IGP performance: Battlefield 3
As you may recall, Battlefield 3 tends not to be CPU limited with any of these processors. In that sort of game, the A8-3850 manages to outperform the 3770K any way you measure it.
Still, Intel's new IGP has closed the gap with AMD's Llano substantially. We'd say AMD should be concerned, if we weren't expecting a similar leap in graphics performance from AMD's own upcoming Trinity processor, which should be arriving very soon.
AMD's bigger concern, perhaps, might be what happened in Skyrim. If the CPU portion of the processor becomes a limiting factor, then Intel doesn't have to match the performance of AMD's integrated Radeons in order to provide a better overall gaming chip.
IGP performance: Luxmark
One more crazy experiment before we tie things up. Intel's new IGP supports OpenCL 1.1, so how does it compare to Llano's IGP on that front?
AMD's old IGP is faster in LuxMark than Intel's newer one, but, well, they're both pretty slow—vastly slower than their own CPU cores in this nicely parallel workload, in fact. There is a little bit of performance to be gained by throwing the CPU cores and IGP at the same workload, though. This outcome raises some interesting philosophical questions about the relative worth of the CPU and IGP components of these integrated processors, but we'll save that discussion for a later date.

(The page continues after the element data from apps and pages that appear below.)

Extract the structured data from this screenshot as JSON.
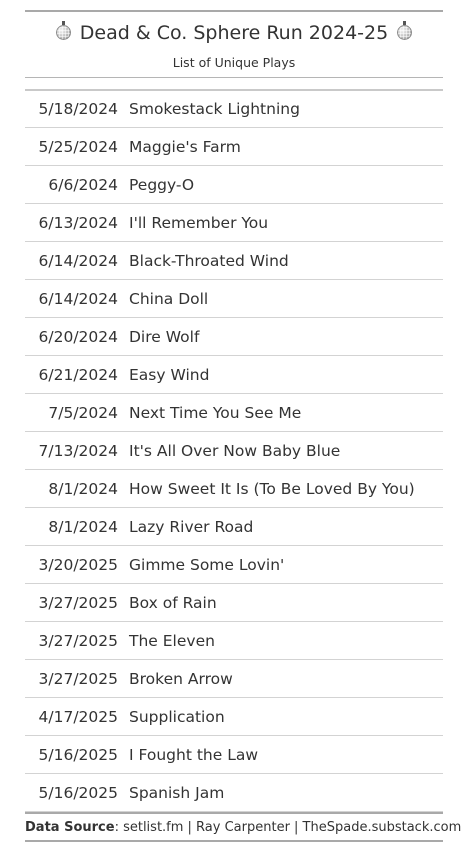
{
  "header": {
    "title": "Dead & Co. Sphere Run 2024-25",
    "subtitle": "List of Unique Plays",
    "icon": "disco-ball-icon"
  },
  "plays": [
    {
      "date": "5/18/2024",
      "song": "Smokestack Lightning"
    },
    {
      "date": "5/25/2024",
      "song": "Maggie's Farm"
    },
    {
      "date": "6/6/2024",
      "song": "Peggy-O"
    },
    {
      "date": "6/13/2024",
      "song": "I'll Remember You"
    },
    {
      "date": "6/14/2024",
      "song": "Black-Throated Wind"
    },
    {
      "date": "6/14/2024",
      "song": "China Doll"
    },
    {
      "date": "6/20/2024",
      "song": "Dire Wolf"
    },
    {
      "date": "6/21/2024",
      "song": "Easy Wind"
    },
    {
      "date": "7/5/2024",
      "song": "Next Time You See Me"
    },
    {
      "date": "7/13/2024",
      "song": "It's All Over Now Baby Blue"
    },
    {
      "date": "8/1/2024",
      "song": "How Sweet It Is (To Be Loved By You)"
    },
    {
      "date": "8/1/2024",
      "song": "Lazy River Road"
    },
    {
      "date": "3/20/2025",
      "song": "Gimme Some Lovin'"
    },
    {
      "date": "3/27/2025",
      "song": "Box of Rain"
    },
    {
      "date": "3/27/2025",
      "song": "The Eleven"
    },
    {
      "date": "3/27/2025",
      "song": "Broken Arrow"
    },
    {
      "date": "4/17/2025",
      "song": "Supplication"
    },
    {
      "date": "5/16/2025",
      "song": "I Fought the Law"
    },
    {
      "date": "5/16/2025",
      "song": "Spanish Jam"
    }
  ],
  "footer": {
    "label": "Data Source",
    "text": ": setlist.fm | Ray Carpenter | TheSpade.substack.com"
  }
}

|Apple's latest MacBook Pros ditch the F keys||4|
|In the lab: Gigabyte's GeForce GTX 1050 G1 Gaming graphics card||5|
|Google's Jamboard takes the whiteboard into the cloud||7|
|Transcend hops on the 3D NAND bandwagon with the SSD 230||1|
|Apple puts its AirPods in the oven a little longer||26|
|Microsoft helps hardware companies make VR more affordable||17|
|Intel P3100 M.2 SSD has datacenters in mind||8|
|A technology overview of the Aimpad R5 analog keyboard||14|
|Microsoft Surface Ergonomic Keyboard merges comfort and style||36|